:: The data ::
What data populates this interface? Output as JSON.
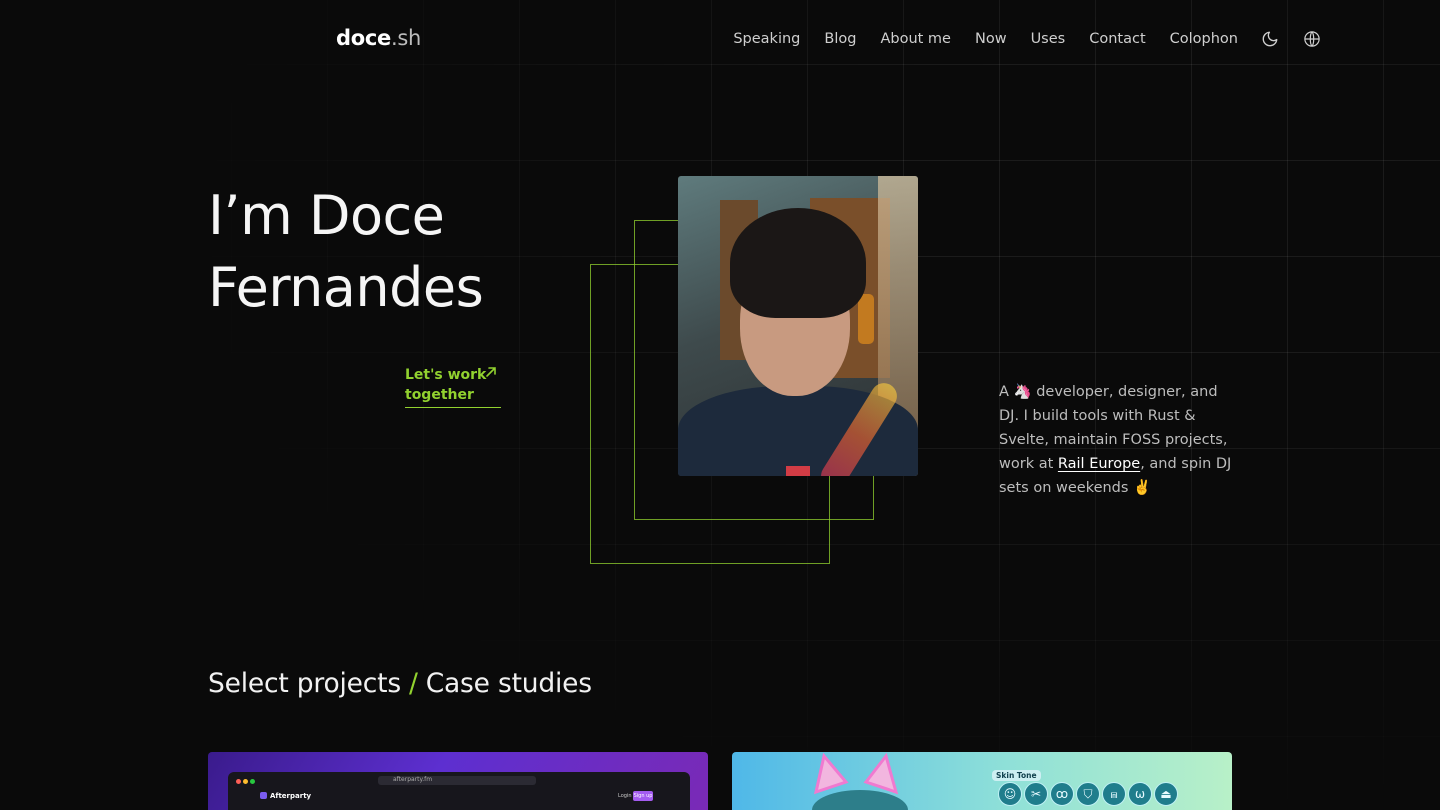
{
  "header": {
    "brand_main": "doce",
    "brand_suffix": ".sh",
    "nav": [
      "Speaking",
      "Blog",
      "About me",
      "Now",
      "Uses",
      "Contact",
      "Colophon"
    ],
    "theme_icon": "moon-icon",
    "language_icon": "globe-icon"
  },
  "hero": {
    "title_line1": "I’m Doce",
    "title_line2": "Fernandes",
    "cta": "Let's work together",
    "cta_icon": "arrow-up-right-icon",
    "photo_alt": "Portrait of Doce Fernandes"
  },
  "bio": {
    "prefix": "A",
    "emoji1": "🦄",
    "text1": " developer, designer, and DJ. I build tools with Rust & Svelte, maintain FOSS projects, work at ",
    "link": "Rail Europe",
    "text2": ", and spin DJ sets on weekends ",
    "emoji2": "✌️"
  },
  "projects": {
    "title_a": "Select projects",
    "separator": "/",
    "title_b": "Case studies",
    "card1": {
      "app_name": "Afterparty",
      "url": "afterparty.fm",
      "login": "Login",
      "signup": "Sign up"
    },
    "card2": {
      "skin_tone_label": "Skin Tone",
      "tool_icons": [
        "☺",
        "✂",
        "ꝏ",
        "⛉",
        "⩎",
        "ω",
        "⏏"
      ]
    }
  },
  "colors": {
    "accent": "#92d22f",
    "background": "#0a0a0a",
    "text": "#eaeaea"
  }
}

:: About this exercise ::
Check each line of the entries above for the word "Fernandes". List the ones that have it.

:: Result of this exercise ::
    "title_line2": "Fernandes",
    "photo_alt": "Portrait of Doce Fernandes"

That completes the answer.